Some people make a special slot in the box with a plastic insert. You can see the image and URL of each product when you open it. The thing you need to make is labels in the description and the Digital Question & Answers link within that description too.
You ship it off to the customer.
You ship it off to the customer, or you deliver it to the customer, or you go to the customer, whatever the case may be. Multiple states and countries.
Your product is in multiple countries and states. It might be in the United States. It might be in Singapore, or it might be in the U.K., or it might be Australia. The good news is that now you have an e-commerce page for all of those locations. The bad news is international shipping fees because it has to ship from somewhere. How do you do that? How do you have it shipped to where it’s going to go?
Separated locations and part of that is if you’re trying to sell things like a chameleon t-shirt which might be popular in Hong Kong or Ron Paul campaign which people in the U.S. already have stamped, you don’t want to send it to them because it will be too much work for them and they won’t buy as many as if you sold it locally.
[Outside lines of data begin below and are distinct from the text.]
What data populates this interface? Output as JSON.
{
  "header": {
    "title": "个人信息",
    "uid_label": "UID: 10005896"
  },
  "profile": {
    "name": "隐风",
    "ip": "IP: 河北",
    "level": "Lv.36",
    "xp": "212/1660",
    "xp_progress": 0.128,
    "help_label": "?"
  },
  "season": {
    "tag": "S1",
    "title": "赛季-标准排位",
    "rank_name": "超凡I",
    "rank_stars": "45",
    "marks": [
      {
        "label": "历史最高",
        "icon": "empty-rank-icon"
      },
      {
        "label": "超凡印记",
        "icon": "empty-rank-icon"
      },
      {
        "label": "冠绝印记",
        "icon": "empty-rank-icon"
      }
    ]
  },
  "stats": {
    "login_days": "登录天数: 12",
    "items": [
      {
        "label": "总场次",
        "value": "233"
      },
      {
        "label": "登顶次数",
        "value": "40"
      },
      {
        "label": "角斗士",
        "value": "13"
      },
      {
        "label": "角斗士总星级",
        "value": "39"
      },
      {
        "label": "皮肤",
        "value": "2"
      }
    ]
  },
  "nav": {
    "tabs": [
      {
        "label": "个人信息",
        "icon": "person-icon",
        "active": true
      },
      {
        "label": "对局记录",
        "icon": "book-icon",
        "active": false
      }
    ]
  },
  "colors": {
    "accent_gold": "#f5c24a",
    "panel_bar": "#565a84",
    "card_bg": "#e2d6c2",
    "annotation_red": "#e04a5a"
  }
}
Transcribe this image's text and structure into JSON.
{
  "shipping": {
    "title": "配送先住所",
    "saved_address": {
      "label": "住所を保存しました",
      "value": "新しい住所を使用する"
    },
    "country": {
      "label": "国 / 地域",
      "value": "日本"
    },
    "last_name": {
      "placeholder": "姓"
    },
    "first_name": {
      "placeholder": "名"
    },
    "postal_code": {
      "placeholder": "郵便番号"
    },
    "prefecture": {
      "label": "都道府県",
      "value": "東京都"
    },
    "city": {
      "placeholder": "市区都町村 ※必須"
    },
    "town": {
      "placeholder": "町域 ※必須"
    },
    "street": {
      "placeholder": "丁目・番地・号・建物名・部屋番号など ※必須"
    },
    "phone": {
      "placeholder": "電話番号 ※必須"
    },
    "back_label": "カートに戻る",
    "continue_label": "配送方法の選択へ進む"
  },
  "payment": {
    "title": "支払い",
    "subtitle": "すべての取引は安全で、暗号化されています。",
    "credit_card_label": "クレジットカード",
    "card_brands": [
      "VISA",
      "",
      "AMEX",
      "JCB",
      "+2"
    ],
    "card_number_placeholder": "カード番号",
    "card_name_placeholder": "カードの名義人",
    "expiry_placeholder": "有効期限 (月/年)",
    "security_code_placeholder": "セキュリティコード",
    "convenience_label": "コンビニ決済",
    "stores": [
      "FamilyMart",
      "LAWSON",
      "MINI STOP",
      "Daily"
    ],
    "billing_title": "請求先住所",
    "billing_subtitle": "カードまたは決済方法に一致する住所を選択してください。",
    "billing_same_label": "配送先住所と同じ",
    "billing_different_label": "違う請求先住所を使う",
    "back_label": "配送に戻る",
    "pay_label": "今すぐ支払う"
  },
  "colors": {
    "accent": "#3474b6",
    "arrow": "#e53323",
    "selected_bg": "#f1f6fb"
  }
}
You can get the best custom boxes by using box printing services. You want to ship your international products to them. That is where you want to ship your products that are sold in the states and the countries. For custom apparel, there are three major international regions: the U.K., the U.S., and China. There are also some other countries like Canada and Australia. So, you should target those countries if you have a physical warehouse or distribution center in those areas. If you have distribution centers in multiple countries, then you might ship everything to one of those places instead of shipping it to each place individually.